Biggest challenge - ever
If we look at the development of the human brain, evolution reaches a cap at some point. The term “super intelligence” is something our brains are just not designed to think about as we haven’t evolved to a point where we can understand the concept.
How long until we reach super intelligence? When asked, many researchers in the industry guess somewhere between 50 and 100 years. The bottom line is that no one really knows, but this seems a sensible estimation.
If we imagine, for a moment, that we are at some point in the future and have successfully managed to create a super intelligence. We must now give it an objective function. Perhaps we are the owners of a paperclip company and our super intelligence is given the task of creating more paperclips. It starts off doing a great job - churning out paperclips faster than we could have possibly imagined. The system is designed to make itself better and improve its machines. It realises that the warehouse it is housed in contains some steel, so it removes the metal from the warehouse building and turns it into paperclips. Then it realises that humans have small amounts of metallic atoms in their bodies...you can see where this is going. The super intelligence would not stop until it had wiped out the entire human race and used up all the resources on the planet. This may sound like some dystopian future but the machine was simply doing what it was asked to do.
If we can programme a super intelligence to simply “do what I would do” then it very much depends on who is doing the programming to set the ethical standard. Assuming we can build a super intelligence, we will have one solitary chance to use an objective function that is 100 per cent correct. The people responsible for implementing this are likely to cut corners - they are likely to be governments in a race with one another to be the first to achieve something extraordinary.

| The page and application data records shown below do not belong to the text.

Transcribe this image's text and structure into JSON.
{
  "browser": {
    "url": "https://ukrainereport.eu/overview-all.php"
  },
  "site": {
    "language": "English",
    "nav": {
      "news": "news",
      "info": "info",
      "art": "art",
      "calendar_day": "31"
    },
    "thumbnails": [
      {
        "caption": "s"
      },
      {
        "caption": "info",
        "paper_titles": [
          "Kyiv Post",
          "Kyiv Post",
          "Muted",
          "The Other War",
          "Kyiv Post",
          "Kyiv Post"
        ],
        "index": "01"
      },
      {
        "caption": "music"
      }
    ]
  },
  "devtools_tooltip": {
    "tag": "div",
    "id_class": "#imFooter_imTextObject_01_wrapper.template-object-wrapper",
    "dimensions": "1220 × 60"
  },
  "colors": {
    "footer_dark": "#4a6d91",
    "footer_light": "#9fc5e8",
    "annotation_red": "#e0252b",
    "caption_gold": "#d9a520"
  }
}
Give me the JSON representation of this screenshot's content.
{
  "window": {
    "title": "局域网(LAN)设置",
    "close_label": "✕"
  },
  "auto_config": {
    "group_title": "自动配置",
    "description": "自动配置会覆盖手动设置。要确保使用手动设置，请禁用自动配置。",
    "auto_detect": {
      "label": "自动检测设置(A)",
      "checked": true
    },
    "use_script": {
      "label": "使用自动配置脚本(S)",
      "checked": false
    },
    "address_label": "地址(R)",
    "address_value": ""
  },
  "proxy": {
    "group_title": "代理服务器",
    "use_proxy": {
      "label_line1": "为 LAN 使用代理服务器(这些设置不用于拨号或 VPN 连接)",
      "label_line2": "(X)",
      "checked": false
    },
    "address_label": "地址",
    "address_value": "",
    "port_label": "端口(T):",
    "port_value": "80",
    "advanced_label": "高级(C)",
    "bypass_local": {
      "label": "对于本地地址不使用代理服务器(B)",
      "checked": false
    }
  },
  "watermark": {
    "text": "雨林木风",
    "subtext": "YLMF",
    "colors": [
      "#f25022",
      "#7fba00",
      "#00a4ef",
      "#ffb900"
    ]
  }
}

There are huge incentives for being the one who did it first, rather than the one who did it right. All governments must take responsibility for working together simultaneously because it only takes one government to do it wrong. And the negative consequences for everyone will be very, very serious. We need an unprecedented level of international cooperation to make sure that everyone does this correctly. Perhaps we need a Hippocratic oath for programming that all governments are bound to adhere to.
If we accept the idea that creating super intelligence is likely to be the biggest challenge humanity has ever faced, resulting in the most powerful weapon ever invented, then it’s also likely to be the hardest to get right.
We must start thinking about the solutions around regulation, licensing and monitoring - about laying the groundwork for success - because if we get it right then the upsides are extraordinary. If we get it wrong, it could mean the end of everything we know.
Sam Ringer, Machine Learning Engineer, Speechmatics